That feeling stays with me to this day. More truthfully, however, it has morphed to a new exercise of my imagination. As my wife and I travel in our retirement days, I often find myself pointing and saying: “Doesn’t that person look like our old neighbor?” Of someone from our current life in the country. Or a deceased friend. Or…..it could become anybody who seems to match my mental fingerprinting file.
These personal anecdotes may affirm the titled: Snowflakes and Fingerprints. And raises this question: other than identical twins, is it conceivable that our evolution has found a way to ensure that we are all undeniably and, provable by science, different?
In closing this chapter, let me ask you to walk with me a bit longer on the path of our creativity as more evidence of our limitless uniqueness. I’ll start with music and a living example of creativity that is a current and living example of uniqueness. As you read it, I invite you to think about people you’ve known or admired or read about that are your life’s examples of your unique life path.
Born in the mid-70s, our friends’ son Michael joined our two families. All children of your loved ones are special. However, neither we nor the parents truly noticed how unique and creative their son was and would become. Michael had a rough adolescence and teen years. Perhaps contributing to that was the usual rebelliousness and then expressing it through music. He’d never shown much interest in any instrument but took up the guitar and, you guessed it, rock music. On the edge rock. He also essentially was self-taught both on guitar and composition. You may think this a familiar story. Its start, yes. Its progression, not likely. From rock to classical music it progressed rapidly. It was questionable that Michael could get into a music school given his college credits to that point. However, he got accepted to a less than mediocre school. Note that he never had a course in composition but amazed his professors. It wasn’t long before he wrote his first classical composition for full orchestra. And he was in his early 20s! That new beginning for a troubled teen catapulted him to becoming a world renowned and awarded composer who taught himself the piano and violin. His compositions span pieces for solo instruments, to ensemble groups, to many symphonic works, and, most recently an opera for one voice with piano and string accompaniment. Premiered and widely acclaimed, that composition is currently being made into a documentary movie.
Michael is an extreme example of a theme of this chapter: our creativity and uniqueness. But outside of classical music, the world’s music is replete with proof of our limitless creativity and uniqueness.

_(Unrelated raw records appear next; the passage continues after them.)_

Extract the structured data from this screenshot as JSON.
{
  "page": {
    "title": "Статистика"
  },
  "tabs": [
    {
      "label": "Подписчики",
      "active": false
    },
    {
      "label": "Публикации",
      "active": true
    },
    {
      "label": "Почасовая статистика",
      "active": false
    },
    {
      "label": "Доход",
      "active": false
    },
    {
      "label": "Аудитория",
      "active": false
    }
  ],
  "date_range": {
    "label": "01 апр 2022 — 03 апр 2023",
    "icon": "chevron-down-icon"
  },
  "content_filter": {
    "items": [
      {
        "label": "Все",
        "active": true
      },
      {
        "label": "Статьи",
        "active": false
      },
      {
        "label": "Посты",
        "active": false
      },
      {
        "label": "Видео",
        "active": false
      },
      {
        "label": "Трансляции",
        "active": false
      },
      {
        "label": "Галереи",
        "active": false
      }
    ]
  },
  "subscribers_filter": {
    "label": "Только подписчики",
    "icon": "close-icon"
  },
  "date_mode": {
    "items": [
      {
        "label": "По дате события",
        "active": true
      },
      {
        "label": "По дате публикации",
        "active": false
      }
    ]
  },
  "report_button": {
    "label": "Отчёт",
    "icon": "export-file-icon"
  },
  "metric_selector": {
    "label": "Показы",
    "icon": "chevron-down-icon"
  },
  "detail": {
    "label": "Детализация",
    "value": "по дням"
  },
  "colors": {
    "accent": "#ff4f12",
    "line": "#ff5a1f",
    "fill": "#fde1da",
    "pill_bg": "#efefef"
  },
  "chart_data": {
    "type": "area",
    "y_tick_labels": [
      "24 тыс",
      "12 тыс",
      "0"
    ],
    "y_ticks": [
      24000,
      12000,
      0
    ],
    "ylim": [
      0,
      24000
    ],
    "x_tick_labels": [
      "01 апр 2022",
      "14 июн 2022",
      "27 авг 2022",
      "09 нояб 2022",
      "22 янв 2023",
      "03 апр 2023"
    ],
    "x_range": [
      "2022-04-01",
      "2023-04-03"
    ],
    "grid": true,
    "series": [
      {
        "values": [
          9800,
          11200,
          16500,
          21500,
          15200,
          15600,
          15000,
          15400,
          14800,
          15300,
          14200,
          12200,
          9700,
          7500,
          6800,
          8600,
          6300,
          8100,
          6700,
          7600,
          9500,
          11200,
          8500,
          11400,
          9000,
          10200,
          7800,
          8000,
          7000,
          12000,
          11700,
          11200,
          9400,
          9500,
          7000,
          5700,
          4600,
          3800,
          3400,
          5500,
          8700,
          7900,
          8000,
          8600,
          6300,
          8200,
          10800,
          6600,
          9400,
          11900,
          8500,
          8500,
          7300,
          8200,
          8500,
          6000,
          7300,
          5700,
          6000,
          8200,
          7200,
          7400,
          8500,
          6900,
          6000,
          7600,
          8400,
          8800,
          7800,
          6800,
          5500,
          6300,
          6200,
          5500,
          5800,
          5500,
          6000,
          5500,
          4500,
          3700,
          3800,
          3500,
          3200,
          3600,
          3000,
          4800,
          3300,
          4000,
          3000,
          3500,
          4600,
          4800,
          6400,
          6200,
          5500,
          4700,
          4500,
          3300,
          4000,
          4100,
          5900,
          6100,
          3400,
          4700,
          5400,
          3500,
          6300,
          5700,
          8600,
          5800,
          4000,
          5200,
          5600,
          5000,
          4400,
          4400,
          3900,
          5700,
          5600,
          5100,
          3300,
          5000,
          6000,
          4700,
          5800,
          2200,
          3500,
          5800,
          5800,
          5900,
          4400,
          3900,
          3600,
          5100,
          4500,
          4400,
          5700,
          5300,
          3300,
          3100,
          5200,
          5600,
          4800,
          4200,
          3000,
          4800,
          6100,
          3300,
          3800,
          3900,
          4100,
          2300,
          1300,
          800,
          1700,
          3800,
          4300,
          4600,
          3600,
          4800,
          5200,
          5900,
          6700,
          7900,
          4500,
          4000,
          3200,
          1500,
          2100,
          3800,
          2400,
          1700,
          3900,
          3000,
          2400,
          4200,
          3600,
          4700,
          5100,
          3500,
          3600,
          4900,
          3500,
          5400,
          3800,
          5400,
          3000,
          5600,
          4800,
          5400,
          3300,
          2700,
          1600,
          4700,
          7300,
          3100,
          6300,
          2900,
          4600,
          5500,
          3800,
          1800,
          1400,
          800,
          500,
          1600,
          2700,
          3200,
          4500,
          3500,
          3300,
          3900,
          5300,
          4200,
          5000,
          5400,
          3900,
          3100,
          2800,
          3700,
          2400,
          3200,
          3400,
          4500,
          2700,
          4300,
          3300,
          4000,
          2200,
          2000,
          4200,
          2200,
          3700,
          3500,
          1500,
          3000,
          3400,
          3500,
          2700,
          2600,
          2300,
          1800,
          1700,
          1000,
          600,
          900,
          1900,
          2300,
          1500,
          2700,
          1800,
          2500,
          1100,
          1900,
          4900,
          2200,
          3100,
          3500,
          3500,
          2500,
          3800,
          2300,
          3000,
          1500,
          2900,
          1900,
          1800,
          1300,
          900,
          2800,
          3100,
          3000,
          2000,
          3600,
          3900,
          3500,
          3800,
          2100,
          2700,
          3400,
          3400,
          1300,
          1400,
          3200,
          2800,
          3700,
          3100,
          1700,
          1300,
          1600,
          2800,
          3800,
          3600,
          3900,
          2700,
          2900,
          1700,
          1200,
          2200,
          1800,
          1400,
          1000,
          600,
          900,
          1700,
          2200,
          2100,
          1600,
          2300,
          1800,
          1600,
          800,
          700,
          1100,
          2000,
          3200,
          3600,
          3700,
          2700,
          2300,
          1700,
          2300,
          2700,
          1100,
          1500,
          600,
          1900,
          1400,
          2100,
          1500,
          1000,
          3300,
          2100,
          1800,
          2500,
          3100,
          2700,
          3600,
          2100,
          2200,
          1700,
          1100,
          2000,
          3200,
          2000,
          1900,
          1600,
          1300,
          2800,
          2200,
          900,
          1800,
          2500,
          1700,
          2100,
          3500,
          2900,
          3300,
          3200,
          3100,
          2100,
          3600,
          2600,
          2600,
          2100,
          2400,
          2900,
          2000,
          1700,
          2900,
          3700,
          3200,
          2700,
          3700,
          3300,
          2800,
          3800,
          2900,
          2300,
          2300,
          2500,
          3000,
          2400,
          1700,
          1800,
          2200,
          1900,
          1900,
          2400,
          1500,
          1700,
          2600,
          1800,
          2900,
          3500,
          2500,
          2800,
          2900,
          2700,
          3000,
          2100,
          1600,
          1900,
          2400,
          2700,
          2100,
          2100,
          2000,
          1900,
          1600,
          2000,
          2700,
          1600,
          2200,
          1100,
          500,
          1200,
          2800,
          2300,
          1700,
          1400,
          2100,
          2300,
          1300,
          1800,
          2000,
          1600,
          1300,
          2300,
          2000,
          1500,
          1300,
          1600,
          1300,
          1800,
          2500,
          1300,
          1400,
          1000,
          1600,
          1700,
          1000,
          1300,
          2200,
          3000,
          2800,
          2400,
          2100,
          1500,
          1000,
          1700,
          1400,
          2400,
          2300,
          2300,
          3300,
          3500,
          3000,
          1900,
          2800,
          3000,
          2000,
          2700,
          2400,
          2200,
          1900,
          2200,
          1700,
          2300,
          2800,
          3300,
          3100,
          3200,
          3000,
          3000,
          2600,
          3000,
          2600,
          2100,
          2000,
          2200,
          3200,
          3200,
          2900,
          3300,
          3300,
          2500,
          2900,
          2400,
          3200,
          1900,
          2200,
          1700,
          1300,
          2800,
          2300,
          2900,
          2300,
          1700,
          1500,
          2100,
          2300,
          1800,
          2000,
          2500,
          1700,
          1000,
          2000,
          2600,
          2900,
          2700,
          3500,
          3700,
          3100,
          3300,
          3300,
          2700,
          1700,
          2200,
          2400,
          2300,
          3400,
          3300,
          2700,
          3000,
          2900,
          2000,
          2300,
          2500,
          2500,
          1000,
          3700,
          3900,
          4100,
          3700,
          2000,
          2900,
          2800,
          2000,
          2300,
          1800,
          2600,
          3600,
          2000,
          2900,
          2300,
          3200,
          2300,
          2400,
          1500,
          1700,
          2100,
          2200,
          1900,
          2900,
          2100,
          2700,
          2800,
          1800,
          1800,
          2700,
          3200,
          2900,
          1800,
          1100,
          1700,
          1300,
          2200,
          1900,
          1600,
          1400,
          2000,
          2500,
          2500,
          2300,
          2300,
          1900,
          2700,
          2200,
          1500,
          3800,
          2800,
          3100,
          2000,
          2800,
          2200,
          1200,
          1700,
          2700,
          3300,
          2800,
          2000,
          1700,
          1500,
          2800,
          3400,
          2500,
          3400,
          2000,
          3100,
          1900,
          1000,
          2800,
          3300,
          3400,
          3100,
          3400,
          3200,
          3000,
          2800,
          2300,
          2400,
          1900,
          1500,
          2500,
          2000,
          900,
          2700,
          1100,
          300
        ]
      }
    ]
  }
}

Even if a folk song is sung by someone other than the composer, it is unique. Paintings, poetry, novels, histories, automobiles, boats, etc., demonstrate my point. And the list can be extended widely across life as we know it.
Were we chatting and I asked: “Give me examples of creativity and uniqueness that you know about?” “Or from your family and friends, or you personally, no matter how small they may seem but you still remember them”.
Ah yes, what our minds are capable of conjuring. These – some would call them mental games – keep us linked to our memories and thus our own fingerprints and the unique snowflake defining who we are. And this is all done in this moment in time.